Big wins by Austria's far-right parties in recent federal elections have been called "deeply disturbing" and a "rejection of European values."
Austria's two far-right parties scored 11 and 18 percent respectively
Slovenia's government has expressed concern over what is seen as its neighbor's embrace of far-right parties.
"The result of elections in Austria is surprising and worthy of concern to some extent, particularly in those cases that represent a rejection of European values," Slovenia's foreign ministry said in a statement.
The vote was a major win for Austria's two far-right parties which campaigned on an anti-immigration platform. Both the Freedom Party and Alliance for the Future of Austria have promised to defend the rights of "true Austrians."
Disappointed with politics
The British press also expressed its dismay over the turn of events.
The populist Daily Mail described the far-right gains as "deeply disturbing," saying it offered an "unsettling reminder of Austria's Nazi past."
But the Daily Mail as well as right-leaning Daily Telegraph viewed the results as an example of a broken political system, not a return to fascism.
"Voters like a choice between sensible parties," the Daily Telegraph wrote. "When they don't get it, they will vote for silly ones."
Main parties to form coalition
The Social Democrats and the conservative People's Party saw their support eroded, although they would still have enough votes to form a coalition. Yet it was the main parties' failed left-right coalition that doomed the current government.
The Social Democrats remain the strongest party despite heavy losses. Party head Werner Faymann said he would seek to form a coalition with the People's Party even though differences between the two centrist parties had triggered early elections.

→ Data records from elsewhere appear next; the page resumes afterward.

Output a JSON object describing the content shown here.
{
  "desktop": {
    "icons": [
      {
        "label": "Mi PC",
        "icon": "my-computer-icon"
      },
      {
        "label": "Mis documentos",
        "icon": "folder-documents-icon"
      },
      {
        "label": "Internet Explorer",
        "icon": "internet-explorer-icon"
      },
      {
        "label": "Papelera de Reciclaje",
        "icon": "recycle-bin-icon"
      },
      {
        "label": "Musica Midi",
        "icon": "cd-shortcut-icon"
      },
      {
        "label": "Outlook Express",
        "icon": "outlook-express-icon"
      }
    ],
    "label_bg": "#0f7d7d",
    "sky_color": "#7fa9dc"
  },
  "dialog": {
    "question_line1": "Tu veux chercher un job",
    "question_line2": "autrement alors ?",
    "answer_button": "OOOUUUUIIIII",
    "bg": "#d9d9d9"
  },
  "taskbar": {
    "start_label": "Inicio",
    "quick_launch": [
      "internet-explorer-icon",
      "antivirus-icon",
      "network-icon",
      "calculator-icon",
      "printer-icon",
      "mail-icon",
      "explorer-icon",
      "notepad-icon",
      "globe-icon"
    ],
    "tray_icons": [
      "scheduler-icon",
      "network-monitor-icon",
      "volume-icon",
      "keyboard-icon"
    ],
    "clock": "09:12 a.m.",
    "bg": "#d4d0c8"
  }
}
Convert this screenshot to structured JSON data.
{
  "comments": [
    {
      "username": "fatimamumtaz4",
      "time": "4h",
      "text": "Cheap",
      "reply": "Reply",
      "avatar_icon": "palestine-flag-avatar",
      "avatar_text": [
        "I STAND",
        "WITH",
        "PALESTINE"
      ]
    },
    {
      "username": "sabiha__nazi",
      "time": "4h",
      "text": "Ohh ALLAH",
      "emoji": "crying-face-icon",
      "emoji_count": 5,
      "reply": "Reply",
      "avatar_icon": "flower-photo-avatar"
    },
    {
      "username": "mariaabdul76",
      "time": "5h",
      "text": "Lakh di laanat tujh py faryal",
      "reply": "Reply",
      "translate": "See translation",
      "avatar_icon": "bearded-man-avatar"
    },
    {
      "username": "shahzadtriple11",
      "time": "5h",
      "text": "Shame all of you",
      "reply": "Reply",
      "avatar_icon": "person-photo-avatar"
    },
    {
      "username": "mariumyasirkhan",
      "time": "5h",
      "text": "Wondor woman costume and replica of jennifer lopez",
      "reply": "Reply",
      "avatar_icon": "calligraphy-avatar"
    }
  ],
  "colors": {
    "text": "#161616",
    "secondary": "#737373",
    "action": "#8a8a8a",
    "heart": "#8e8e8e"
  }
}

Joerg Haider, the leader of the right-wing Alliance for the Future of Austria, has said he would be prepared to join a new government with the conservatives.